Lindsey Graham, still occasionally fobbed off on us as a “moderate” Republican senator, now thinks that America's little children could learn something useful from seeing brains splayed against their bedroom walls and body parts in the hallway. "Would I be a reasonable American to want my family to have the 15-round magazine in a semi-automatic weapon, to make sure, if there's two intruders, she doesn't run out of bullets?" he asked at yesterday's Senate hearing on guns. "Am I an unreasonable person for saying that in that situation, the 15-round magazine makes sense?

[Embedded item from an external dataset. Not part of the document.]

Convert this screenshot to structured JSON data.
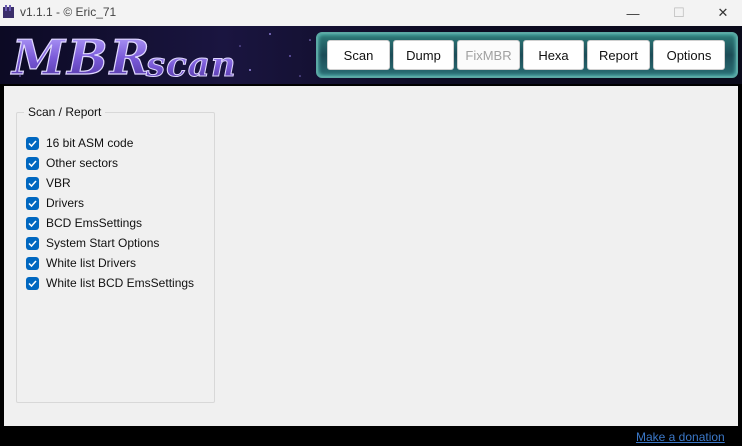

Yeah, yeah, better than the children being dead. Point granted. As long as you acknowledge that into this bargain, it's likely that the occasional mother will accidently blow her child's brains out of her skull. Oh well, there's always a spoilage factor.
The Senate hearing put on full display the alternate reality in which the furious minority lives. The majority of us—about two thirds, according to the polls—think the general approach to violence is fewer guns. But that obstructing third thinks the answer is more guns. And their argument is receiving a disturbing amount of play these days, as outlets like NPR deliver up segments on schoolteachers, who surely represent a small minority of their number, eager to have some heat in their classrooms and the like. Connecticut teachers, at least, opposed having guns in a recent poll to the tune of 85 percent.
But the alternate-reality argument is getting out there. How to counter it? Here's a modest idea.
We hear all the time—I cite it myself in columns and on TV-—about gun owners supporting reasonable gun-control steps. We now have new surveys, like this one from Johns Hopkins, showing the same thing. “Not only are gun owners and non–gun owners very much aligned in their support for proposals to strengthen U.S. gun laws, but the majority of NRA members are also in favor of many of these policies,” Daniel Webster, coauthor of the study and director of the Johns Hopkins Center for Gun Policy and Research, said in a statement. How are you not going to trust a man named Daniel Webster?
So here's my idea. Where are all these reasonable gun owners and NRA members? As far as the public discourse goes, they exist only in these polls. No one's ever actually seen one.
So how about some liberal group put some money into finding these people and putting them on the air? Seeing Gabby Giffords yesterday was powerful. But it would be powerful in a different way—and probably more persuasive to people on the fence—to see a stereotypically burly white guy with a light drawl standing in front of his gun case with his arms crossed, looking as if he's just about to say, "Fuck you, liberals," when instead what comes out of his mouth is something like, "My buddies and I don't need extended clips to hunt deer. And I look around and see these slaughters, and I think nobody else needs extended clips either."
And so on and so on and so on. A handful of testimonials like this could prove to be an important intervention in this debate. I wish someone would get on it. And by "someone," I mean someone who can approach these people with credibility. The crew shooting these ads needs to be led by someone who knows a lot about guns, who can recognize the person's firearms, and win his or her trust.
Wayne LaPierre, as we saw yesterday, isn't giving an inch here. He is really the Al Pacino character, that guy. It's amazing to behold. As long as it looks to the mainstream media like he has a unified army behind him, he is likely to win.
But if it can be demonstrated that his army is fractured, that changes the game. Giffords and bereaved parents, moving as they are, can't do that work. Only reasonable NRA members can. Someone needs to go out and find them.